_Exercise description:_ Make an exact copy of all the entries, but do not reproduce the pictures.

_Data shown:_
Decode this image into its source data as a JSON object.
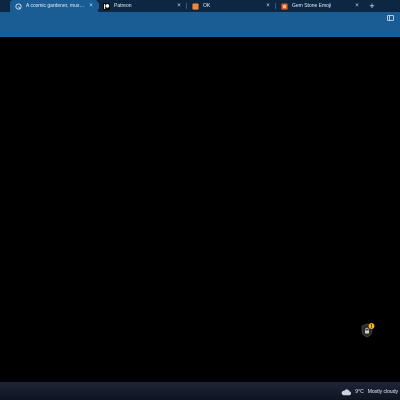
{
  "browser": {
    "tabs": [
      {
        "title": "A cosmic gardener, musing, pri...",
        "icon": "copilot-icon",
        "active": true,
        "close_label": "×"
      },
      {
        "title": "Patreon",
        "icon": "patreon-icon",
        "active": false,
        "close_label": "×"
      },
      {
        "title": "OK",
        "icon": "orange-page-icon",
        "active": false,
        "close_label": "×"
      },
      {
        "title": "Gem Stone Emoji",
        "icon": "emojipedia-icon",
        "active": false,
        "close_label": "×"
      }
    ],
    "new_tab_label": "+"
  },
  "taskbar": {
    "weather": {
      "temperature": "9°C",
      "condition": "Mostly cloudy",
      "icon": "cloud-icon"
    }
  },
  "colors": {
    "tabstrip": "#0d2742",
    "toolbar": "#1a5d94",
    "content": "#000000",
    "taskbar": "#161c2c"
  }
}
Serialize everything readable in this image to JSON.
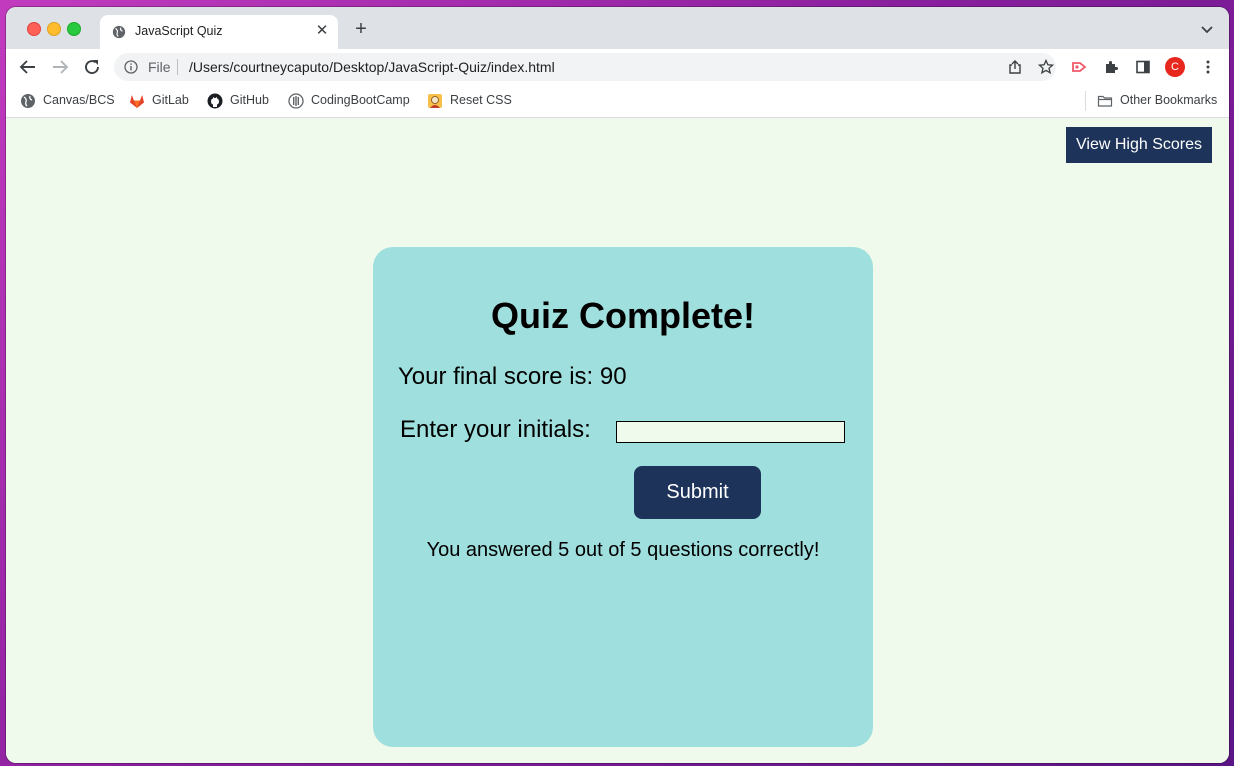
{
  "browser": {
    "tab_title": "JavaScript Quiz",
    "omnibox_scheme_label": "File",
    "url": "/Users/courtneycaputo/Desktop/JavaScript-Quiz/index.html",
    "profile_initial": "C",
    "bookmarks": [
      {
        "label": "Canvas/BCS",
        "icon": "globe-icon"
      },
      {
        "label": "GitLab",
        "icon": "gitlab-icon"
      },
      {
        "label": "GitHub",
        "icon": "github-icon"
      },
      {
        "label": "CodingBootCamp",
        "icon": "codingbootcamp-icon"
      },
      {
        "label": "Reset CSS",
        "icon": "reset-css-icon"
      }
    ],
    "other_bookmarks": "Other Bookmarks"
  },
  "header": {
    "high_scores_label": "View High Scores"
  },
  "quiz": {
    "title": "Quiz Complete!",
    "score_text": "Your final score is: 90",
    "initials_label": "Enter your initials:",
    "initials_value": "",
    "submit_label": "Submit",
    "result_text": "You answered 5 out of 5 questions correctly!"
  },
  "colors": {
    "page_background": "#f0faec",
    "card_background": "#9fdfdd",
    "button_background": "#1d3359"
  }
}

_Output of the exercise:_
Decode this image into its source data as a JSON object.
{
  "browser": {
    "tabs": [
      {
        "title": "A cosmic gardener, musing, pri...",
        "icon": "copilot-icon",
        "active": true,
        "close_label": "×"
      },
      {
        "title": "Patreon",
        "icon": "patreon-icon",
        "active": false,
        "close_label": "×"
      },
      {
        "title": "OK",
        "icon": "orange-page-icon",
        "active": false,
        "close_label": "×"
      },
      {
        "title": "Gem Stone Emoji",
        "icon": "emojipedia-icon",
        "active": false,
        "close_label": "×"
      }
    ],
    "new_tab_label": "+"
  },
  "taskbar": {
    "weather": {
      "temperature": "9°C",
      "condition": "Mostly cloudy",
      "icon": "cloud-icon"
    }
  },
  "colors": {
    "tabstrip": "#0d2742",
    "toolbar": "#1a5d94",
    "content": "#000000",
    "taskbar": "#161c2c"
  }
}
Serialize everything readable in this image to JSON.
{
  "browser": {
    "tab_title": "JavaScript Quiz",
    "omnibox_scheme_label": "File",
    "url": "/Users/courtneycaputo/Desktop/JavaScript-Quiz/index.html",
    "profile_initial": "C",
    "bookmarks": [
      {
        "label": "Canvas/BCS",
        "icon": "globe-icon"
      },
      {
        "label": "GitLab",
        "icon": "gitlab-icon"
      },
      {
        "label": "GitHub",
        "icon": "github-icon"
      },
      {
        "label": "CodingBootCamp",
        "icon": "codingbootcamp-icon"
      },
      {
        "label": "Reset CSS",
        "icon": "reset-css-icon"
      }
    ],
    "other_bookmarks": "Other Bookmarks"
  },
  "header": {
    "high_scores_label": "View High Scores"
  },
  "quiz": {
    "title": "Quiz Complete!",
    "score_text": "Your final score is: 90",
    "initials_label": "Enter your initials:",
    "initials_value": "",
    "submit_label": "Submit",
    "result_text": "You answered 5 out of 5 questions correctly!"
  },
  "colors": {
    "page_background": "#f0faec",
    "card_background": "#9fdfdd",
    "button_background": "#1d3359"
  }
}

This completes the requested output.